For someone interested in Los Angeles art, Pacific Standard Time (PST), the Getty Initiative that connects over 60 Southern California cultural institutions and museums in an 11-month exploration and celebration of postwar Los Angeles culture, feels like a limited-time offer for an all-you-can-eat buffet. I have been visiting my parents’ home less and less over the past few years, feigning adulthood, but the advent of PST has rekindled my interest in visiting the old ancestral stomping grounds. This school year (2011-2012), I am capitalizing on my family connections and making three trips to Southern California—over Thanksgiving break, winter break, and in February for the CAA conference—to take in as much of PST as possible. Here, I’ll report on my pilgrimage in a series of three posts.

Las Palmas Dr. in Fullerton on 28 December 2011

Itinerary: 24 exhibitions
Money spent on parking: $37.75
Money spent on tickets: $56.50
Tanks of gas: 2ish
Freeways traveled: the 5, the 57, the 55, the 73, the 133, PCH, the 60, the 10, the 710, the 605, the 110, the 105, the 210, the 91
Exhibition catalogs purchased (so far): 3
Tchotchkes purchased: Eyebolt, Sheila Levrant de Bretteville (1972/1978) from Otis Continue reading “A Pacific Standard Time Travelogue, Part 2”

2012 Varnedoe Lecture 1: “Setting the Stage: From Postcolonial Utopia to Postcolonial Realism”

Okwui Enwezor gave his first talk of the Kirk Varnedoe Lecture Series on Tuesday, February 21, called “Setting the Stage: From Postcolonial Utopia to Postcolonial Realism.” His series is titled “Episodes in Contemporary African Art,” which foreshadows a methodology centered not on grand narratives but on case studies that can enliven our understanding of an emerging field behind which Enwezor himself has been the driving force.

Today, we are all well aware that contemporary art has become a “global” phenomenon; from Chelsea to Venice we confront cutting-edge works by non-Western artists.
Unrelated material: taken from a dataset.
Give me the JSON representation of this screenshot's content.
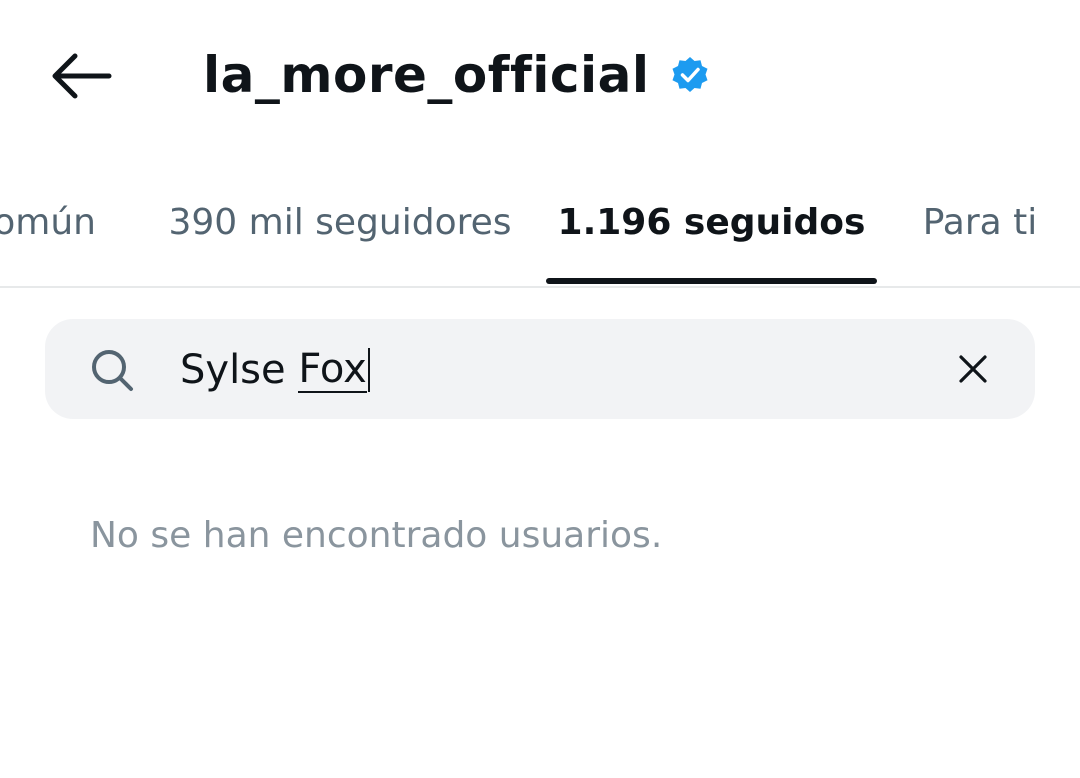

William Kentridge, El Anatsui, Yinka Shonibare MBE, and Ghada Amer have all held significant retrospectives in recent years, in addition to countless others featured in group exhibitions. However, the “globalization” of contemporary art didn’t happen overnight, and as art historians we still lack a comprehensive understanding of the transition from “traditional” to “contemporary” in many parts of the world, especially Africa. Hence, Enwezor’s inaugural lecture, aptly titled “Setting the Stage,” offered a timeline against which the emergence of contemporary African art can be set.

William Kentridge, Drawing from Stereoscope, 1998–99. Charcoal, pastel, and colored pencil on paper (47 1/4 x 63 inches). Image courtesy Museum of Modern Art, NY.
Yinka Shonibare, MBE, How to Blow up Two Heads at Once (Ladies), 2006. Two mannequins, two guns, wax printed cotton textile, shoes, leather riding boots, plinth (93 1/2 X 63 X 48 inches). Image courtesy James Cohan Gallery.

Enwezor premised his talk around an inversion of the dictum that begins E.H. Gombrich’s The Story of Art—“There is no art as such, there are only artists”—proposing that when it comes to Western reception of African art, the reverse is often assumed; namely, that there are no African artists as such, only African art. African art has often been associated with ritual and collective production, in opposition to Western art history’s preoccupation with artistic genius, the “Master,” and individual oeuvres.
Continue reading “2012 Varnedoe Lecture 1: “Setting the Stage: From Postcolonial Utopia to Postcolonial Realism””